- Exercise objective
Copy every entry below exactly as it appears, leaving out the images.

- Supplied data
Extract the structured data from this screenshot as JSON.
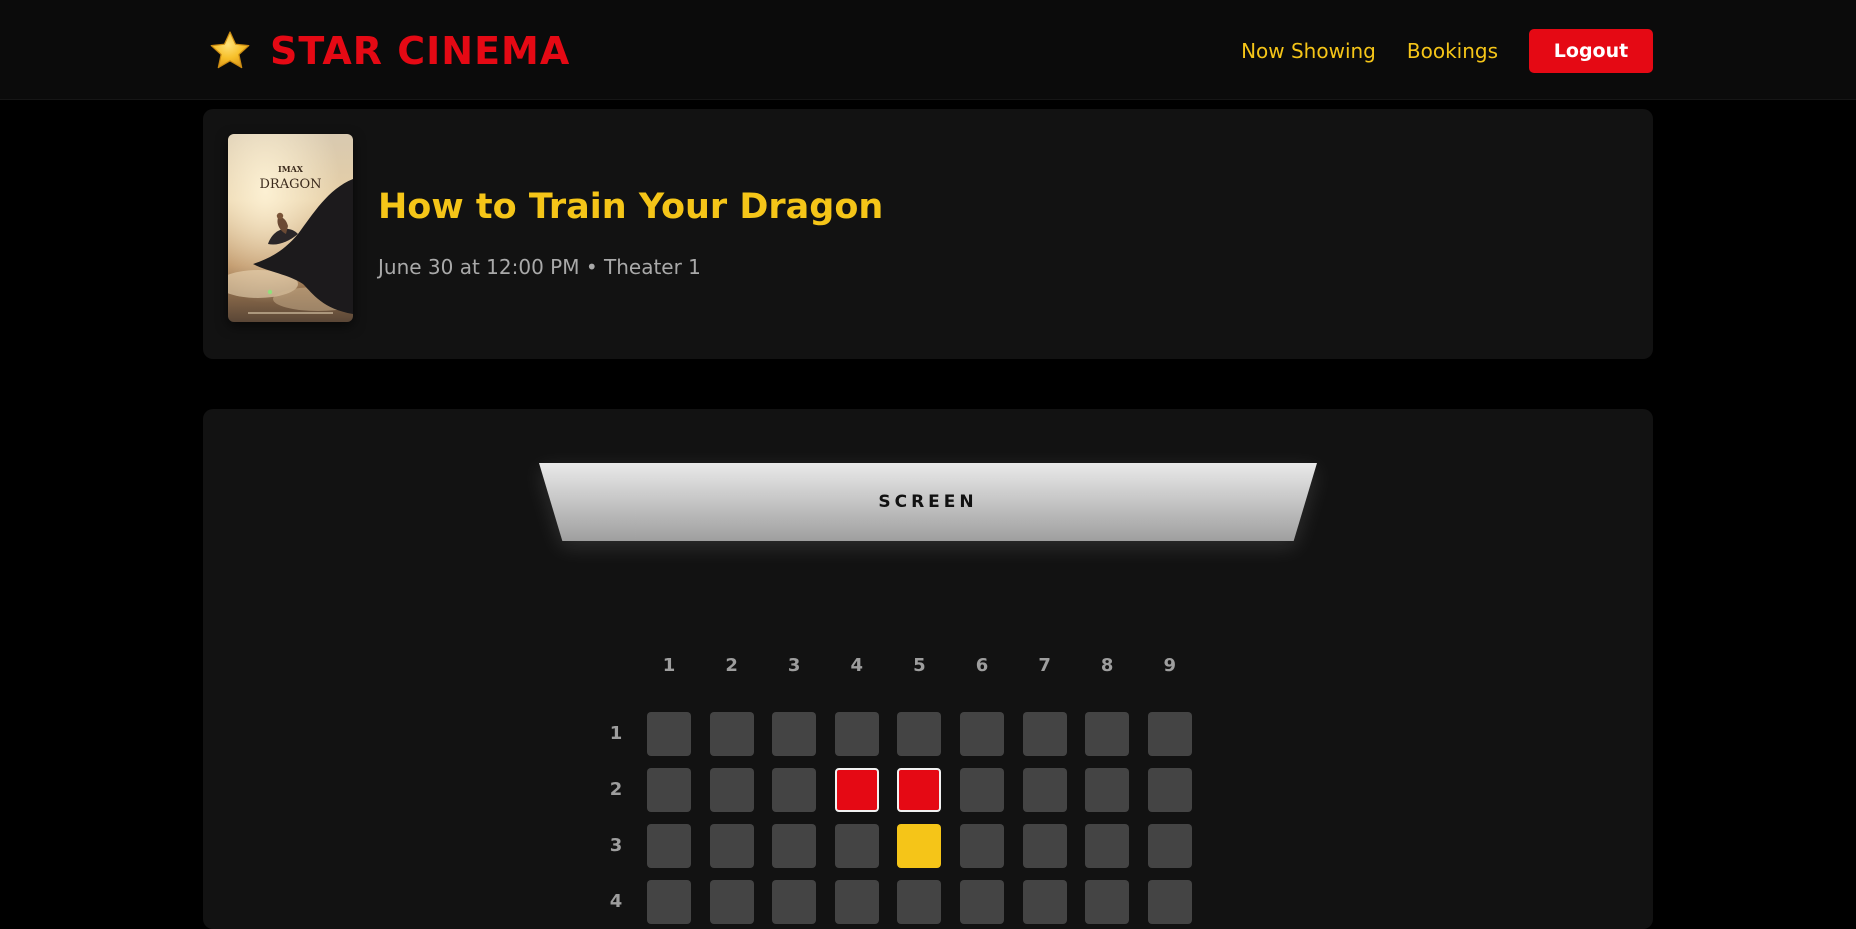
{
  "nav": {
    "brand": "STAR CINEMA",
    "brand_icon": "star-icon",
    "links": [
      "Now Showing",
      "Bookings"
    ],
    "logout_label": "Logout"
  },
  "movie": {
    "title": "How to Train Your Dragon",
    "meta": "June 30 at 12:00 PM • Theater 1",
    "poster_lettering": [
      "IMAX",
      "DRAGON"
    ]
  },
  "seating": {
    "screen_label": "SCREEN",
    "columns": [
      "1",
      "2",
      "3",
      "4",
      "5",
      "6",
      "7",
      "8",
      "9"
    ],
    "rows": [
      {
        "label": "1",
        "seats": [
          "available",
          "available",
          "available",
          "available",
          "available",
          "available",
          "available",
          "available",
          "available"
        ]
      },
      {
        "label": "2",
        "seats": [
          "available",
          "available",
          "available",
          "taken",
          "taken",
          "available",
          "available",
          "available",
          "available"
        ]
      },
      {
        "label": "3",
        "seats": [
          "available",
          "available",
          "available",
          "available",
          "selected",
          "available",
          "available",
          "available",
          "available"
        ]
      },
      {
        "label": "4",
        "seats": [
          "available",
          "available",
          "available",
          "available",
          "available",
          "available",
          "available",
          "available",
          "available"
        ]
      }
    ]
  },
  "colors": {
    "brand_red": "#e50914",
    "accent_yellow": "#f5c518",
    "seat_available": "#444444",
    "seat_taken": "#e50914",
    "seat_selected": "#f5c518"
  }
}
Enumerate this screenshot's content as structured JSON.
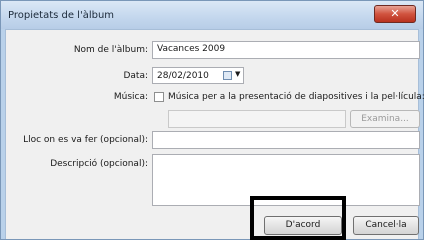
{
  "dialog": {
    "title": "Propietats de l'àlbum",
    "close_symbol": "✕"
  },
  "form": {
    "album_name_label": "Nom de l'àlbum:",
    "album_name_value": "Vacances 2009",
    "date_label": "Data:",
    "date_value": "28/02/2010",
    "date_dropdown_arrow": "▼",
    "music_label": "Música:",
    "music_checkbox_label": "Música per a la presentació de diapositives i la pel·lícula:",
    "music_file_value": "",
    "browse_button_label": "Examina...",
    "location_label": "Lloc on es va fer (opcional):",
    "location_value": "",
    "description_label": "Descripció (opcional):",
    "description_value": ""
  },
  "buttons": {
    "ok_label": "D'acord",
    "cancel_label": "Cancel·la"
  }
}
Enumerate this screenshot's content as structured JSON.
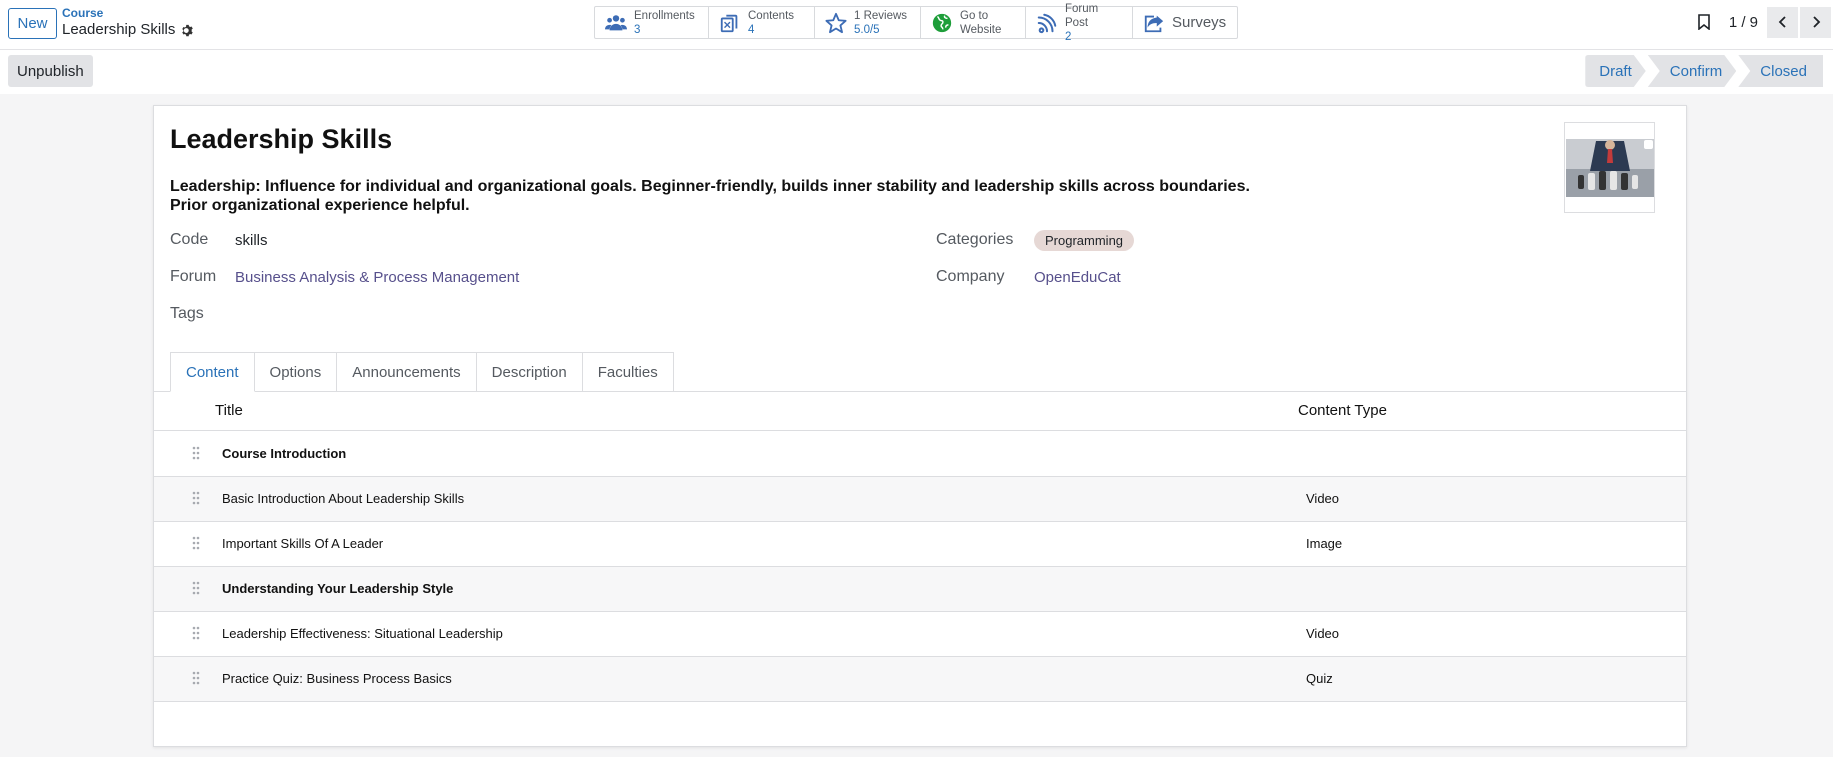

- Answer space
Extract the structured data from this screenshot as JSON.
{
  "nav": {
    "brand": "STAR CINEMA",
    "brand_icon": "star-icon",
    "links": [
      "Now Showing",
      "Bookings"
    ],
    "logout_label": "Logout"
  },
  "movie": {
    "title": "How to Train Your Dragon",
    "meta": "June 30 at 12:00 PM • Theater 1",
    "poster_lettering": [
      "IMAX",
      "DRAGON"
    ]
  },
  "seating": {
    "screen_label": "SCREEN",
    "columns": [
      "1",
      "2",
      "3",
      "4",
      "5",
      "6",
      "7",
      "8",
      "9"
    ],
    "rows": [
      {
        "label": "1",
        "seats": [
          "available",
          "available",
          "available",
          "available",
          "available",
          "available",
          "available",
          "available",
          "available"
        ]
      },
      {
        "label": "2",
        "seats": [
          "available",
          "available",
          "available",
          "taken",
          "taken",
          "available",
          "available",
          "available",
          "available"
        ]
      },
      {
        "label": "3",
        "seats": [
          "available",
          "available",
          "available",
          "available",
          "selected",
          "available",
          "available",
          "available",
          "available"
        ]
      },
      {
        "label": "4",
        "seats": [
          "available",
          "available",
          "available",
          "available",
          "available",
          "available",
          "available",
          "available",
          "available"
        ]
      }
    ]
  },
  "colors": {
    "brand_red": "#e50914",
    "accent_yellow": "#f5c518",
    "seat_available": "#444444",
    "seat_taken": "#e50914",
    "seat_selected": "#f5c518"
  }
}
Enumerate this screenshot's content as structured JSON.
{
  "dialog": {
    "title": "Propietats de l'àlbum",
    "close_symbol": "✕"
  },
  "form": {
    "album_name_label": "Nom de l'àlbum:",
    "album_name_value": "Vacances 2009",
    "date_label": "Data:",
    "date_value": "28/02/2010",
    "date_dropdown_arrow": "▼",
    "music_label": "Música:",
    "music_checkbox_label": "Música per a la presentació de diapositives i la pel·lícula:",
    "music_file_value": "",
    "browse_button_label": "Examina...",
    "location_label": "Lloc on es va fer (opcional):",
    "location_value": "",
    "description_label": "Descripció (opcional):",
    "description_value": ""
  },
  "buttons": {
    "ok_label": "D'acord",
    "cancel_label": "Cancel·la"
  }
}
Enumerate this screenshot's content as structured JSON.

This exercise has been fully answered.